It turned out the guy I went through to make the screen worked in Atari’s production deptartment from 1979-1984. Kind of a cool story, and he had lots of insight too in regards to materials and production runs of the artwork.
The films are made for the sideart, all he needs to do is lay down the colors for the print. After the holidays are done, it would seem as the Agent X artwork could be finished sometime in January of 2008.
Here are a few of the images from ThisOldGame.com showing the screens that have been made, three images of the screen printing process of the Agent X marquees, and one photo of the speaker grill overlays.
It’s been a week, and I don’t have dimensions just yet, so I thought I would post what I have. If I haven’t said this before, I will say it now. JPG quality is for the web, and is not representative of print colors. So keep that in mind when viewing, that and this hasn’t been color matched yet.
I have met one owner of an Agent X arcade game, although I didn’t know anything about it when I met him, nor did I even see the game during my visit. It wasn’t until successive conversions later that I found out about Agent X’s rarity.
This is what Joe had to say about Agent X, recalling as best he could the history of the game off the top of his head and what he had to go through to find his;
“On the Cloak & Dagger, it gets a little collector/geeky/anal. When Atari originally developed the game, the name was Agent X. Then Hollywood made the movie Cloak & Dagger and asked Atari to make a game for it. Agent X was already a version of the game.
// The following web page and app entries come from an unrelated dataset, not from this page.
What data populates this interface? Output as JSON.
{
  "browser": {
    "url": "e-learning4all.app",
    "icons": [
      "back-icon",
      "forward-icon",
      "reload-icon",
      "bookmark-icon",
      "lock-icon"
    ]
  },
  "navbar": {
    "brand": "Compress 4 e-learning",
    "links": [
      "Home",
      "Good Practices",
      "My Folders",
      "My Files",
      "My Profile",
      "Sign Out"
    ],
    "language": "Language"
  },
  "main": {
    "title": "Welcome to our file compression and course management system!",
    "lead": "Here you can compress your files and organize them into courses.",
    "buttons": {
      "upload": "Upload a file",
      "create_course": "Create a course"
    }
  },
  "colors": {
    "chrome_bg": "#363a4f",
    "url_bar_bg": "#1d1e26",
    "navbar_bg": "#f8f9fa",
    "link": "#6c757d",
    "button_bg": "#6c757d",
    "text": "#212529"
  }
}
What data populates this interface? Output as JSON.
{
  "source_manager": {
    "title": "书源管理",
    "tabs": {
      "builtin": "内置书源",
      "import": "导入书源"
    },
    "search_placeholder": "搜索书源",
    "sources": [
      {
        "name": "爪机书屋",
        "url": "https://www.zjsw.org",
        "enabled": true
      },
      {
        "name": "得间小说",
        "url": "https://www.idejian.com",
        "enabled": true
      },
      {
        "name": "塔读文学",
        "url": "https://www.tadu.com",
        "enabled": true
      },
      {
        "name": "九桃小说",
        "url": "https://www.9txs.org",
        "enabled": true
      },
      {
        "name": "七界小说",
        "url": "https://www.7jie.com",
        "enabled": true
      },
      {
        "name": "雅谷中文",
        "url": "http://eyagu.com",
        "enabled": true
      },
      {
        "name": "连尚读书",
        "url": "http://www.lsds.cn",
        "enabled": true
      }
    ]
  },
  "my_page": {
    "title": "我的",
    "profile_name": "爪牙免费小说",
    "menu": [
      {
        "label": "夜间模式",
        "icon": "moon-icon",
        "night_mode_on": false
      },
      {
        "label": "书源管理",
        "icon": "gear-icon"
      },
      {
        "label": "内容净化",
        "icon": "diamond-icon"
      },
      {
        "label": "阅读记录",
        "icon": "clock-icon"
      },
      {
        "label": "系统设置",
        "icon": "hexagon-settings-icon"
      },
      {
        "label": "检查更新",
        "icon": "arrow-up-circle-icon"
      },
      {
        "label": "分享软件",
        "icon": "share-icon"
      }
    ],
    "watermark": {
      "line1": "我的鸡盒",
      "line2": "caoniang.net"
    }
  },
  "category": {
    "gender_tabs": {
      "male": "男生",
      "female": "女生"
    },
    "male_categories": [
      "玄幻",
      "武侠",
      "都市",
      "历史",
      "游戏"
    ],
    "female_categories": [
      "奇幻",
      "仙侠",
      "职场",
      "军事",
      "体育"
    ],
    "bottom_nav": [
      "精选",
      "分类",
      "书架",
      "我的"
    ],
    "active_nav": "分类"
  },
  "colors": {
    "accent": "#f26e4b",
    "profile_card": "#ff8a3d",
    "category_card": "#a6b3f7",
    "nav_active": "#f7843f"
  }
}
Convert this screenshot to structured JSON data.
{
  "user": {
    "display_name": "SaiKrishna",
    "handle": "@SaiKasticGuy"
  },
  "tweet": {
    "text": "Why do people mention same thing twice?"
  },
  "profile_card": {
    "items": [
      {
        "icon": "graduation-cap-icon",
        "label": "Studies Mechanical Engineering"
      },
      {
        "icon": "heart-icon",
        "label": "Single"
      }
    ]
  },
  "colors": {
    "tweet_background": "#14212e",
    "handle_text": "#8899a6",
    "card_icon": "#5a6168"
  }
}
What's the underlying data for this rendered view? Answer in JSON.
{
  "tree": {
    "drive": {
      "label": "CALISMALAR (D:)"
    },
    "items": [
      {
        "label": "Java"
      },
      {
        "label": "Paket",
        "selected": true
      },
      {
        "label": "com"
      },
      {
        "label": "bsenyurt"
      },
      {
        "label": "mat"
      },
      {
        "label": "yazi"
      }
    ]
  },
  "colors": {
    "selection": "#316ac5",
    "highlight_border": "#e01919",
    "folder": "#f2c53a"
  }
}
Rumor has it that only 20 dedicated Agent X units were ever made and these were only made for field testing purposes, they were never meant for public release. Of those 20, 7 were Agent X, and the other 13 were Cloak & Dagger. Cloak & Dagger was released for general purchase in kit only form, for converting other games, specifically Williams games (Stargate, Defender, Robotron, Joust). So game play wise, Agent X and Cloak & Dagger are exactly the same, only difference is the title screen.”
“Cabinet wise, conversion units are cheap and relatively easy to find. They sell on ebay for less than $400. Dedicated units are close to impossible, as there were only 20 or so made, and the ones out there are typically in collectors hands that don’t want to sell them. The last one I heard selling was a Cloak & Dagger which sold for $3,000. An Agent X is even more rare. At one point someone offered me $10,000 for my Agent X. I’m sure that’s no longer a valid offer as that person has since got a dedicated Cloak & Dagger. But it was a nice offer to get. Certainly one of the most valuable in my collection.”
“Probably way more information than you wanted, but it’s one of my prize games, so I like talking about it! It was a pretty big search to find and get.”
So basically my interpretation of this information is that of the few Agent X’s that were produced, most of them are or at one time were owned by Atari employees. Now they made have made their hands into serious collectors who know their value, similar to Joe, but the only way you might get one is to start the way he did and track down some old Atari employees.
Why reproduce artwork for Agent X?
Well, for two main reasons. I like the two people I have met, so it is a good opportunity to show them some good will in networking. Also, because Agent X is so rare, hopefully it will mean I am one of the few people who have a copy of vector artwork for the Agent X kickplate, sideart, marquee, speaker overlays, control panel, or whatever else I decided to vectorize and prepare for reproduction.
Update – March 23, 2009
If you look below in the comments, one of the original creators that worked on Agent X left a comment, and basically confirmed all of the information that Joe shared about the game. I have no doubts that on his hunt Joe probably talked with Rusty about the history and that is where most of his ‘unconfirmed’ rumors came from.